Does anything matter more to your de novo ASC’s long term operational success than reimbursement rates and volume? Yes! While both reimbursement and volume are important, buying yourself the time required to secure credentialing, carefully negotiate reimbursement rates, and execute contracts with your key commercial payers is integral to your new facility’s success. They say, “Time is money.” In this scenario, that translates into securing adequate capital to cover operating costs while you accomplish crucial contracting tasks on behalf of your ASC.
Assessing Your Needs
Consider the following when assessing the cash reserves, line of credit, and time your de novo ASC will need during the payer contracting ramp-up stage of your development project.
Credentialing for the newly developed ASC will take time. Credentialing requirements vary by payer. Some payers may require your new facility to receive approval from Medicare of its enrollment application prior to accepting your ASC’s credentialing application. To complete Medicare’s enrollment application, your ASC must perform several “test” cases. The current requirement is 10 cases. These cases will involve coverage from insurers other than Medicare. It not only takes time to perform these cases, it also takes time to select them from your surgeons’ patient pool of cash pay, workers’ compensation, auto, or charity cases that are readily available for surgical care shortly after your ASC opens. Completing this portion of the process can take several days to several weeks.

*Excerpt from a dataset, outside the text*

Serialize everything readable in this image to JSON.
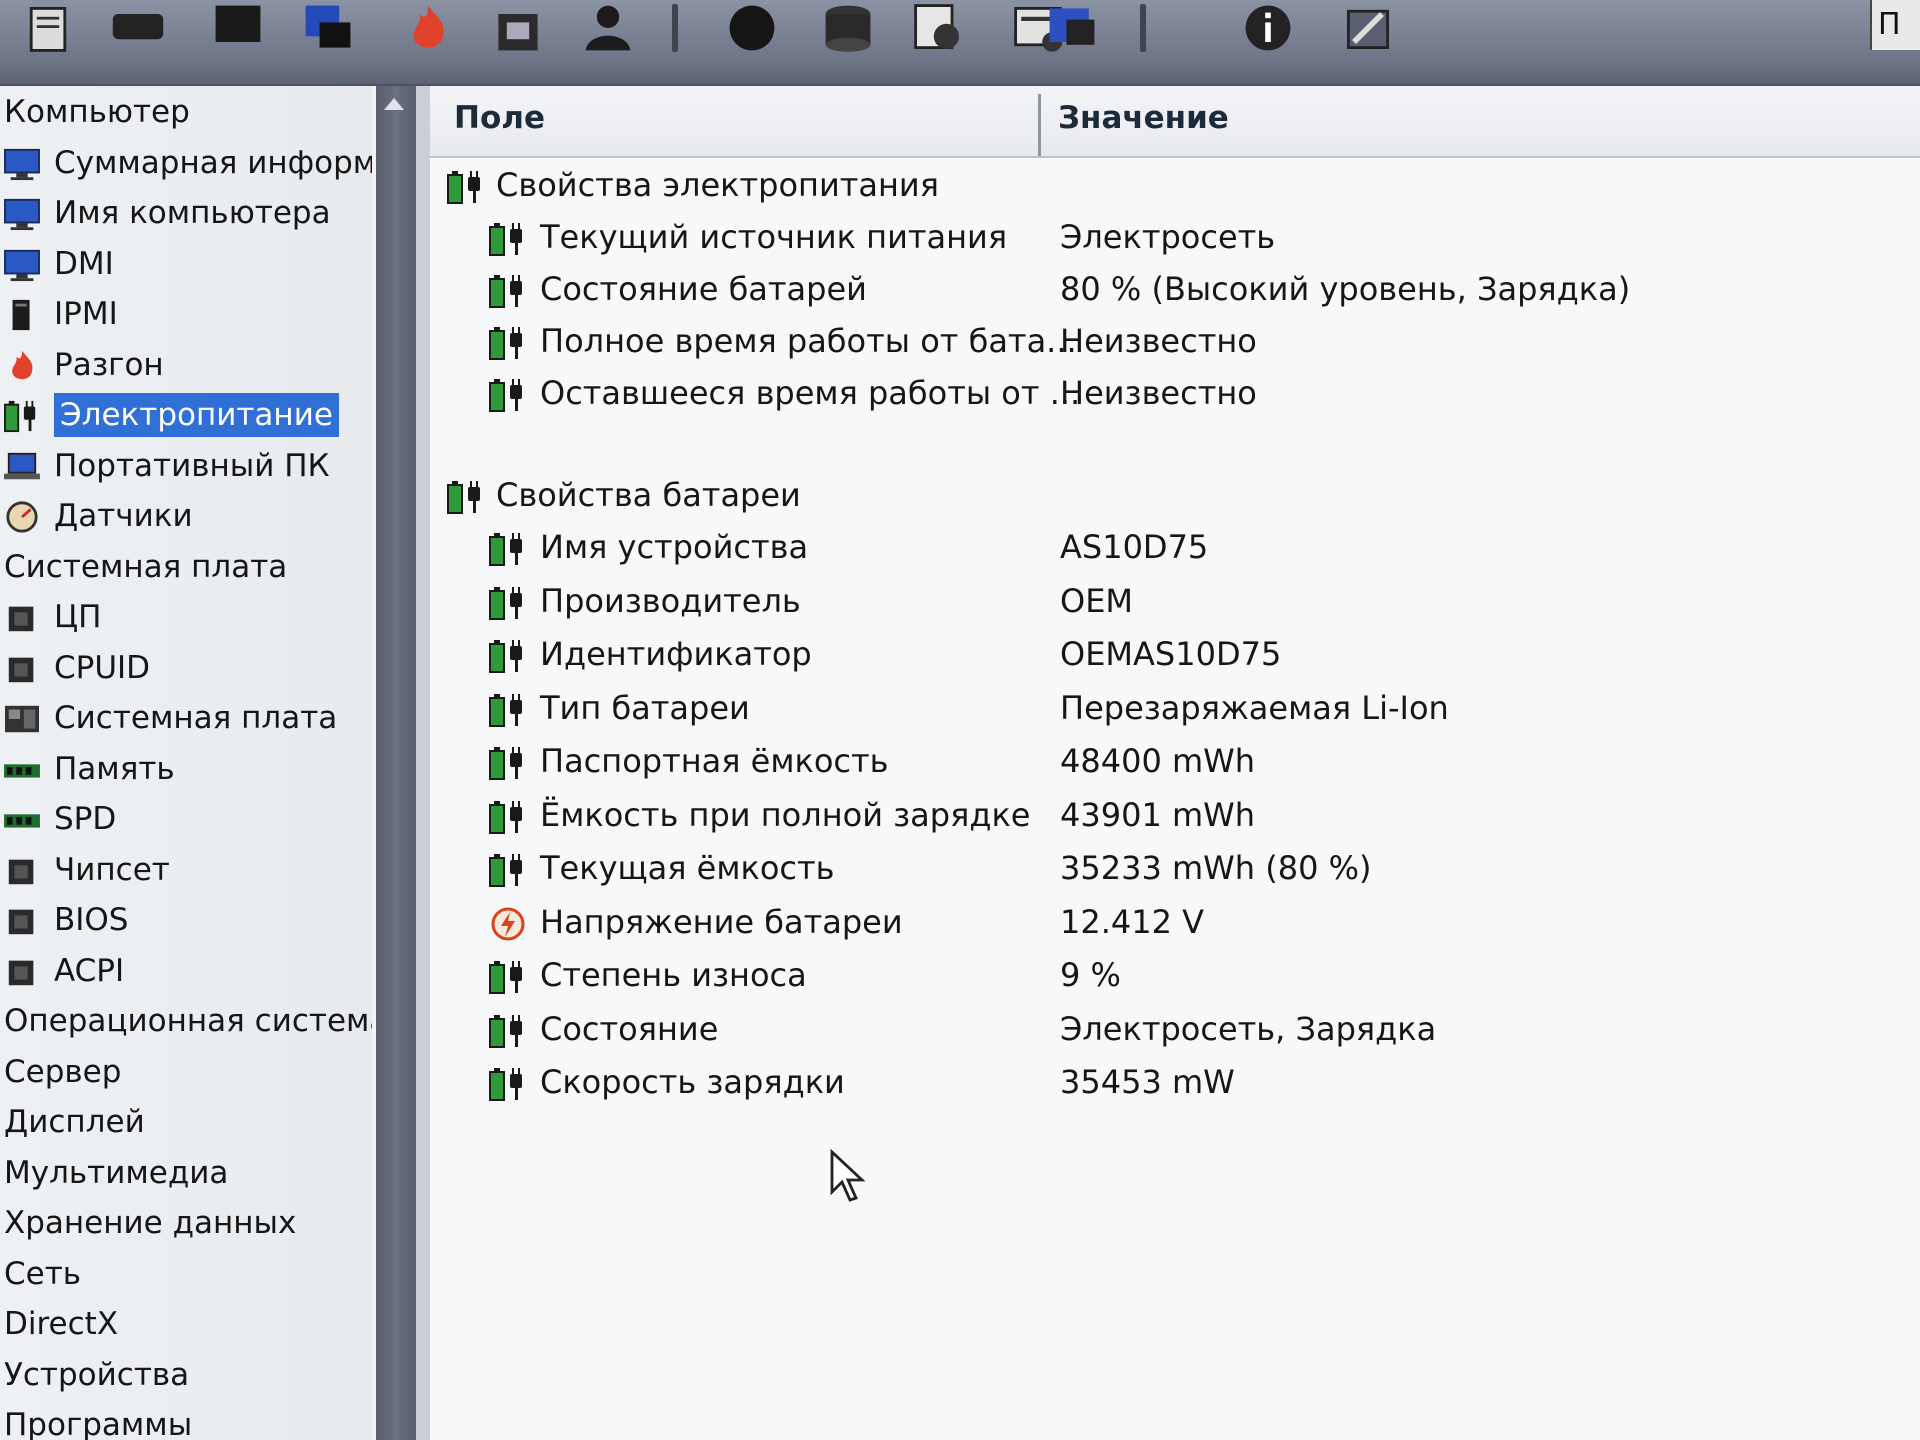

Some payers may require your ASC to be certified by Medicare and/or accredited by one of the CMS-approved accreditation organizations prior to completing credentialing. Once your new ASC’s Medicare enrollment application is approved, your facility will be placed on Medicare’s unannounced survey calendar. This means a surveyor may show-up anytime in a 90-day window for the on-site certification survey. Then, once the certification survey is finished, it may take several more weeks for the parties to exchange and/or process documentation before Medicare issues your certification letter. The certification letter provides your ASC with its Medicare number and Provider Transaction Access Number (PTAN). This portion of the process can take several months and must be accounted for in your project timeline.
Finally, once your ASC meets all the credentialing documentation requirements mandated by payers, it may take several more weeks for their credentialing committees to review and approve your credentialing application. Even if all goes well with credentialing, contracts cannot be executed before reimbursement is negotiated and each payer loads each agreement into its claims processing system.

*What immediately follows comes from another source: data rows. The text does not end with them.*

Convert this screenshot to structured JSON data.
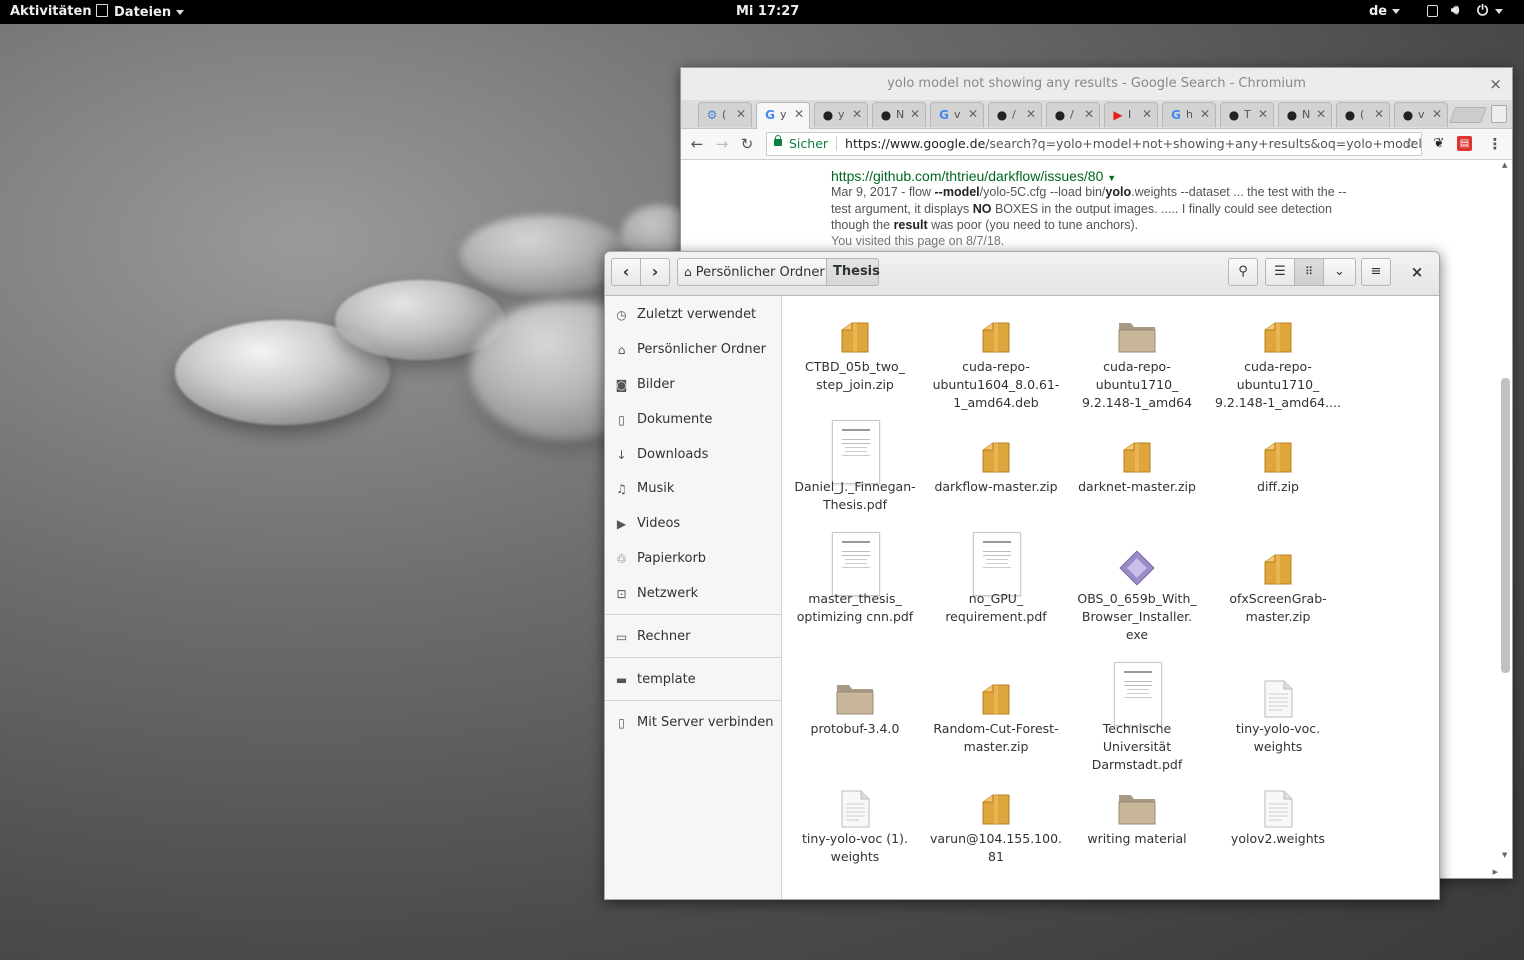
{
  "topbar": {
    "activities": "Aktivitäten",
    "app_menu": "Dateien",
    "clock": "Mi 17:27",
    "keyboard_layout": "de"
  },
  "chromium": {
    "window_title": "yolo model not showing any results - Google Search - Chromium",
    "close": "×",
    "tabs": [
      {
        "icon": "chromium-icon",
        "label": "(",
        "color": "#4a7fd6"
      },
      {
        "icon": "google-icon",
        "label": "y",
        "color": "#4285f4"
      },
      {
        "icon": "github-icon",
        "label": "y",
        "color": "#222"
      },
      {
        "icon": "github-icon",
        "label": "N",
        "color": "#222"
      },
      {
        "icon": "google-icon",
        "label": "v",
        "color": "#4285f4"
      },
      {
        "icon": "github-icon",
        "label": "/",
        "color": "#222"
      },
      {
        "icon": "github-icon",
        "label": "/",
        "color": "#222"
      },
      {
        "icon": "youtube-icon",
        "label": "I",
        "color": "#e62117"
      },
      {
        "icon": "google-icon",
        "label": "h",
        "color": "#4285f4"
      },
      {
        "icon": "github-icon",
        "label": "T",
        "color": "#222"
      },
      {
        "icon": "github-icon",
        "label": "N",
        "color": "#222"
      },
      {
        "icon": "github-icon",
        "label": "(",
        "color": "#222"
      },
      {
        "icon": "github-icon",
        "label": "v",
        "color": "#222"
      }
    ],
    "security": "Sicher",
    "url_host": "https://www.google.de",
    "url_rest": "/search?q=yolo+model+not+showing+any+results&oq=yolo+model+n...",
    "result": {
      "cite": "https://github.com/thtrieu/darkflow/issues/80",
      "snippet_1": "Mar 9, 2017 - flow ",
      "snippet_b1": "--model",
      "snippet_2": "/yolo-5C.cfg --load bin/",
      "snippet_b2": "yolo",
      "snippet_3": ".weights --dataset ... the test with the --test argument, it displays ",
      "snippet_b3": "NO",
      "snippet_4": " BOXES in the output images. ..... I finally could see detection though the ",
      "snippet_b4": "result",
      "snippet_5": " was poor (you need to tune anchors).",
      "visited": "You visited this page on 8/7/18."
    }
  },
  "files": {
    "breadcrumb_home": "Persönlicher Ordner",
    "breadcrumb_current": "Thesis",
    "sidebar": [
      {
        "icon": "clock-icon",
        "label": "Zuletzt verwendet"
      },
      {
        "icon": "home-icon",
        "label": "Persönlicher Ordner"
      },
      {
        "icon": "camera-icon",
        "label": "Bilder"
      },
      {
        "icon": "document-icon",
        "label": "Dokumente"
      },
      {
        "icon": "download-icon",
        "label": "Downloads"
      },
      {
        "icon": "music-icon",
        "label": "Musik"
      },
      {
        "icon": "video-icon",
        "label": "Videos"
      },
      {
        "icon": "trash-icon",
        "label": "Papierkorb"
      },
      {
        "icon": "network-icon",
        "label": "Netzwerk"
      },
      {
        "icon": "computer-icon",
        "label": "Rechner"
      },
      {
        "icon": "folder-icon",
        "label": "template"
      },
      {
        "icon": "server-icon",
        "label": "Mit Server verbinden"
      }
    ],
    "items": [
      {
        "type": "package",
        "lines": [
          "CTBD_05b_two_",
          "step_join.zip"
        ]
      },
      {
        "type": "package",
        "lines": [
          "cuda-repo-",
          "ubuntu1604_8.0.61-",
          "1_amd64.deb"
        ]
      },
      {
        "type": "folder",
        "lines": [
          "cuda-repo-",
          "ubuntu1710_",
          "9.2.148-1_amd64"
        ]
      },
      {
        "type": "package",
        "lines": [
          "cuda-repo-",
          "ubuntu1710_",
          "9.2.148-1_amd64...."
        ]
      },
      {
        "type": "pdf",
        "lines": [
          "Daniel_J._Finnegan-",
          "Thesis.pdf"
        ]
      },
      {
        "type": "package",
        "lines": [
          "darkflow-master.zip"
        ]
      },
      {
        "type": "package",
        "lines": [
          "darknet-master.zip"
        ]
      },
      {
        "type": "package",
        "lines": [
          "diff.zip"
        ]
      },
      {
        "type": "pdf",
        "lines": [
          "master_thesis_",
          "optimizing cnn.pdf"
        ]
      },
      {
        "type": "pdf",
        "lines": [
          "no_GPU_",
          "requirement.pdf"
        ]
      },
      {
        "type": "exe",
        "lines": [
          "OBS_0_659b_With_",
          "Browser_Installer.",
          "exe"
        ]
      },
      {
        "type": "package",
        "lines": [
          "ofxScreenGrab-",
          "master.zip"
        ]
      },
      {
        "type": "folder",
        "lines": [
          "protobuf-3.4.0"
        ]
      },
      {
        "type": "package",
        "lines": [
          "Random-Cut-Forest-",
          "master.zip"
        ]
      },
      {
        "type": "pdf",
        "lines": [
          "Technische",
          "Universität",
          "Darmstadt.pdf"
        ]
      },
      {
        "type": "text",
        "lines": [
          "tiny-yolo-voc.",
          "weights"
        ]
      },
      {
        "type": "text",
        "lines": [
          "tiny-yolo-voc (1).",
          "weights"
        ]
      },
      {
        "type": "package",
        "lines": [
          "varun@104.155.100.",
          "81"
        ]
      },
      {
        "type": "folder",
        "lines": [
          "writing material"
        ]
      },
      {
        "type": "text",
        "lines": [
          "yolov2.weights"
        ]
      },
      {
        "type": "text",
        "lines": []
      },
      {
        "type": "text",
        "lines": []
      }
    ]
  },
  "colors": {
    "package": "#e0a63e",
    "folder": "#c9b79c",
    "exe": "#9b8bc8",
    "accent": "#0b8043"
  }
}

Negotiating reimbursement rates take time. It will take time to obtain optimal reimbursement – or rates that are close to what you need – because payers often attempt to pay new ASCs lower than existing ASCs. This may be because payers view new ASCs as low hanging fruit on the cost-savings tree. Payers see an opportunity to save money by proposing lower reimbursement which, unfortunately, is quickly accepted by some new cash hungry ASCs.
From a short-term perspective, it may appear to make sense for a new ASC to accept the proposed low rates to secure payer contracts which then allows them to quickly start seeing commercial patients. However, in the grand scheme of things, the ASC is not solving a problem – it’s just delaying a problem. Such a situation gives rise to artificially setting market rates which takes additional time and effort to resolve during subsequent renegotiations.

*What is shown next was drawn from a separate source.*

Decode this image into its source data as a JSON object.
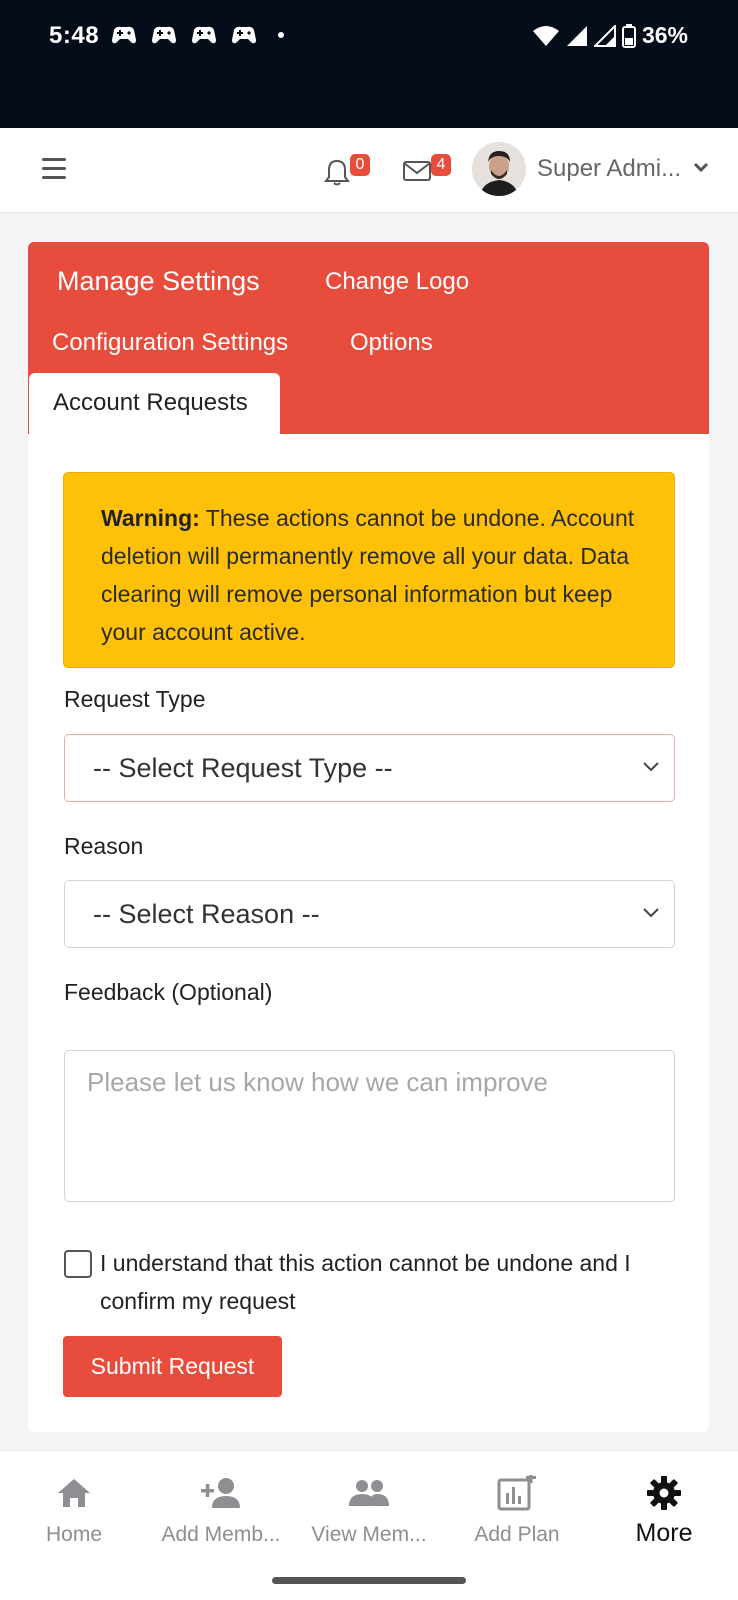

It takes time and effort to secure reasonable reimbursement. It may take your new ASC a few to several months to negotiate agreeable reimbursement and contract terms with all its major payers. While some negotiation efforts can begin before the facility opens, most payers will not take new ASCs seriously until they open their doors. Maybe that’s because, until your doors are open, an opportunity cost to the payer and its members does not exist.
Waiting for payers to load the contracts you negotiate takes time. It generally takes 30-45 days, depending on the payer and the time of year, but occasionally it can take well over two-months. Oftentimes, the only thing your ASC can do during this stage is hurry up and wait. Therefore, the time spent in this portion of the process must be accounted for as well.
Having access to adequate capital to meet your ASC’s operating costs for 6-12 months after you open may be necessary to buy the time you need to secure your payer contracts. This is an important consideration when selecting a lender and applying for a line of credit for your de novo ASC.
No one can say exactly how long it will take. However, you should be financially prepared to spend a significant amount of time in the payer contracting ramp-up period. There is no way to get around this often-lengthy time investment, but laying the proper reimbursement foundation is a key component of your de novo ASC’s long-term success.
Dan Connolly, VP of Payer Relations & Contracting